      Both writers are critical of Soviet policies, Robert Allen asserting that collectivisation did not reap the high rewards it promised and that the hardships endured were not necessary if the policy-makers had kept to the earlier New Economic Policy, whereby the state allowed a form of free market and capitalism—all subject to state control—while socialised state enterprises were to operate on a profit basis.
This argument is not new. It was the subject of fierce debates within the Soviet Union in the 1920s, which then formed the basis of the first five-year plan.

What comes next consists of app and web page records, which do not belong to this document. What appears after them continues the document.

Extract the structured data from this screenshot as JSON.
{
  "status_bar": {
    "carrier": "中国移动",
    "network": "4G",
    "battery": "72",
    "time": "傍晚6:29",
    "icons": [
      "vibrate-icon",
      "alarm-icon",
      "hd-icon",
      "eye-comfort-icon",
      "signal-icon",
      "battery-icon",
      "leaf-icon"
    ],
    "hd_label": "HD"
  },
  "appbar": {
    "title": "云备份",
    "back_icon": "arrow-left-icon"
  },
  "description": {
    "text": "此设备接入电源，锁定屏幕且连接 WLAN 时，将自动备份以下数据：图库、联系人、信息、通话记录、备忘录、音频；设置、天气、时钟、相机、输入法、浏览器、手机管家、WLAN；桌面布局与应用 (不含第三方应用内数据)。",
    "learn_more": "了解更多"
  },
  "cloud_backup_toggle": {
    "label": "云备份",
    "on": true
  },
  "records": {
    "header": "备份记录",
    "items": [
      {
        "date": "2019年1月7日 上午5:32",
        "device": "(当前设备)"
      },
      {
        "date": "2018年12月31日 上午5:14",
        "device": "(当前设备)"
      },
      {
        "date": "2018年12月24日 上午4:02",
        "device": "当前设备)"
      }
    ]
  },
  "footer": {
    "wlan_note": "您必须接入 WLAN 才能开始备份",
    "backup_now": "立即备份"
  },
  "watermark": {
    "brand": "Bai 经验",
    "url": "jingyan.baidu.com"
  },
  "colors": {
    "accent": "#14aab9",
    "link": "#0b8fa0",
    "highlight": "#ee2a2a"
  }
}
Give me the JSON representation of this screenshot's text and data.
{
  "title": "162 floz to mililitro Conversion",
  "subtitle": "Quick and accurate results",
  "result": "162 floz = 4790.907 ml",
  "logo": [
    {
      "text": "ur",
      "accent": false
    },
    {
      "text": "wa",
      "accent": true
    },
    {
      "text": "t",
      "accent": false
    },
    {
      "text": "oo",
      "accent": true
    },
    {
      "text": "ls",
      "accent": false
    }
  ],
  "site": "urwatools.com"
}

In fact we could define the problems and the forces within the communist, socialist and workers’ movements along the lines of the dispute between those pursuing a “socialist road”—moving away from commodity production and profit motive towards a planned economy of allocation and subsidies for innovation—and those pursuing a “capitalist road”—moving towards commodity production and the profit motive for innovation and away from a planned economy.
This theme will need to be expanded upon in further articles, because when we are evaluating the achievements and the mistakes of the Soviet Union, with a view to learning from them and informing ourselves for the future, we can see that diversions in political ideology within the Communist Party of the Soviet Union played an enormous role in the policies that led to stagnation, criticisms, capitulation and the eventual dismantling of the USSR.


  • Allen, Robert C., Farm to Factory: A Reassessment of the Soviet Industrial Revolution, Princeton (NJ): Princeton University Press, 2003.
  • Ball, Joseph, “The need for planning: The restoration of capitalism in the Soviet Union in the 1950s and the decline of the Soviet economy,” Cultural Logic, 2010.
  • Soviet Union Political and Economic Reference Book, 1975.
  • Strong, Anna Louise, “Searching Out the Soviets,” New Republic, 7 August 1935.
  • Wheatcroft, Stephen G., “Soviet and Chinese famines in historical perspective,” in Mathias Middell and Felix Wemheuer (eds.), Hunger and Scarcity under Socialist Rule, Leipzig: Leipzig University Press, 2012.